Steve and Arata do a 4-way gueuze blind tasting.
Best for Beer Noobs
Chicago Beer Fest at Union Station
Held twice this year, 3/31/12 and 10/6/2012
Organized by Drink Eat Play
Best for Beer Geeks
Festival of Barrel Aged Beers (10th Anniversary)
At the Bridgeport Art Center on 11/17/12
Organized by the Illinois Craft Brewers Guild
Best for Hooking Up
At the Chicago Riverfront Theater on 11/10/12
Organized by Jam Productions
Best Charity Festival:
At Carmichael’s Steakhouse – Warehouse on 9/14/12
Organized by the Cystic Fibrosis Foundation
Best Neighborhood Festival
Oak Park Microbrew Review
Marion Street in Downtown Oak Park on 8/18/12
Organized by Seven Generations Ahead
Best Members Only Festival
Chicago Beer Society Picnic
Super secret location on super secret date (not really)
Organized by the Chicago Beer Society
Best Festival You Didn’t Remember Afterward
Brew Ho Ho
Secret event location (yes really) on 1/21/12
Organized by Chef Won Kim
Best Bar-specific Festival
At Goose Island Clybourn on 9/9/12
Honorable Mention: The Village Tap – Local Tap Takeover 9/6/12
Best New Festival
The Mash Tun Festival
Bridgeport Art Center – held twice – 5/19/12 and 10/5/12
Organized by Maria’s Packaged Goods & Community Bar
Best Series Event/Festival:
At Fischman Liquors – Thursday Nights, Summer 2012
*) Best One Time Only Event/Festival
Revolution Brewing – Kedzie Brewery Grand Opening
Chicago Craft Beer Week Closing Party – 5/25/12
**) Best Outdoor Garden/Cocktail party without cocktails, just beer
Beer Under Glass
Chicago Craft Beer Week Opening Party – 5/17/12
The Garfield Park Conservatory
Special Guests: Jim and Russ Klisch from Lakefront Brewery. We talk with the brothers about the brewery’s 25 year history, and how they fit into the larger history of the craft beer scene. Other topics include discussion of trademark law and craft beer (no more Cascadian Dark Ale?), the state of beer today, and what’s coming up for Lakefront in the future.
Happy Thanksgiving BeerDownload Fans. Thank you very much for listening every week.
Chicago Beer Society (CBS) member Win Schaeffer recently posted the following message to the CBS email list:
Amazon Wine in operation – Can Amazon Beer be close behind?
Here is Steve’s perhaps somewhat lengthy response, which was discussed on episode 147:
While Amazon may well choose to sell beer too at some point, it will be problematic for the same reason that all online beer sales are: beer’s cost to weight ratio is too low, because after all, beer is mostly water.
As has been discussed on this list previously, bombers are typically a lousy value on an ounce for ounce basis compared to 12 ounce bottles, even when the exact same beer is in the bottle (Lagunitas – Little Sumpin’ Wild, Goose Island – Bourbon County Stout 2009 are two examples that jump to mind). This is odd, considering the normal model in food is larger package = less cost per unit weight, but that’s a tangential topic.

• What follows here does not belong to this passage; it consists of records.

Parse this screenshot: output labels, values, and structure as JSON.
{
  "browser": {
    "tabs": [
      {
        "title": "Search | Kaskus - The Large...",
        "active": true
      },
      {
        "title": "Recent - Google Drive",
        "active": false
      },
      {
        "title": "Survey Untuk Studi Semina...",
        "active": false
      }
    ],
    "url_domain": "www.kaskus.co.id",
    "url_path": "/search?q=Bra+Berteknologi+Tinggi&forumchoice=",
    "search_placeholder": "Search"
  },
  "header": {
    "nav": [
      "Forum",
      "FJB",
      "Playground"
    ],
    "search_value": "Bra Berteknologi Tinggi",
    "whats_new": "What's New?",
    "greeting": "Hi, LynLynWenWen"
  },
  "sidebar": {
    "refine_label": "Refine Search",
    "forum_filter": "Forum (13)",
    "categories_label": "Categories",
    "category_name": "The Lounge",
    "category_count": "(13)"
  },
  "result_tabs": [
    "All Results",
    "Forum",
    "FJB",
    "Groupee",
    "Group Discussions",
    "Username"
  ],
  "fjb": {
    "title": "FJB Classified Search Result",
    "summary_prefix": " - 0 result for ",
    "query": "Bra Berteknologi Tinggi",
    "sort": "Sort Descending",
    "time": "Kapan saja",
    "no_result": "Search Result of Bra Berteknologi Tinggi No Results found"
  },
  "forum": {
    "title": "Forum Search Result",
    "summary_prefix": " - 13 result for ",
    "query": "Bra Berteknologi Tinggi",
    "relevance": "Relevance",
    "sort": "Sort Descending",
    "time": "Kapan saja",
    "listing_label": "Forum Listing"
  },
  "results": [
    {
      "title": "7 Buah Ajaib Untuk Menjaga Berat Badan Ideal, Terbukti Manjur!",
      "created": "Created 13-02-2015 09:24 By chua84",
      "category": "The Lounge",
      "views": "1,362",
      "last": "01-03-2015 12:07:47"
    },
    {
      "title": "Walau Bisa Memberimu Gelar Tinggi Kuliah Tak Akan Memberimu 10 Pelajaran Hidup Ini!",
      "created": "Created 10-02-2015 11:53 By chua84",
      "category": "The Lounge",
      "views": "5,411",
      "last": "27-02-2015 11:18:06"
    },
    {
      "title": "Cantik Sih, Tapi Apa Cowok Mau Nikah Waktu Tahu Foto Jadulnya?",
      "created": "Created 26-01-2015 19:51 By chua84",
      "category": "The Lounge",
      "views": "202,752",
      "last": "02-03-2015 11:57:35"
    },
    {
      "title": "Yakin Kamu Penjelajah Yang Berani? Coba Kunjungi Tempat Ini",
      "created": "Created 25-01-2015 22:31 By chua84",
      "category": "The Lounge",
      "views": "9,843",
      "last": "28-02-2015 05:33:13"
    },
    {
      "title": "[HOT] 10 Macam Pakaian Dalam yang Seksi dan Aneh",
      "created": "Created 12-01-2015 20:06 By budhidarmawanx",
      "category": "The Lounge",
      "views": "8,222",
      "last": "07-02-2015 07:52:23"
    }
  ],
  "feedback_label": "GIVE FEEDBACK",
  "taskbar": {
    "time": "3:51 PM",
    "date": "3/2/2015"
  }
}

Don’t get me wrong, some large bottle format beers are worth every penny, but these tend to be unusual beers with costly processes involved in their creation (read barrel aged beers and sours). If you’re paying $10 for a large bottle of standard IPA or stout, you’re almost certainly not getting a good value.
This is the core of the Amazon (and online sales of beer generally) Beer problem: the beers that would be worth ordering online will almost certainly not be available there. Beers that command a high enough price point to be worth shipping to an individual (BA and sour) are already in short supply, and there’s no reason for a brewery to give Amazon a cut of the profits on such beers, when they can keep them all for themselves, or share them with their wholesaler and retailer partners, who move the bread and butter beers for them.
Perhaps as breweries ramp up their capacity to make more and more of these high value added beers that can reasonably demand high price points, this dynamic will change. Until then, any Amazon Beer type service will be necessarily tilted towards heavily overpriced large format bottles of beer, and won’t be particularly compelling to the savvy craft beer consumer.
Program Director and Co-host of BeerDownload
P.S. It occurs to me that some new commercial brewers reading this post might take exception to my characterization of large format bottles that are not barrel aged or sour as overpriced. It may well be that to pay for the capital costs of starting a new brewery, selling large format bottles that for whatever reason command a higher price point is the only practical strategy. This is fine, I’m just not sure this is a sustainable strategy in the long term, when there are many other better established breweries out there making beer that is every bit as good and selling it for substantially cheaper. Time will tell I suppose.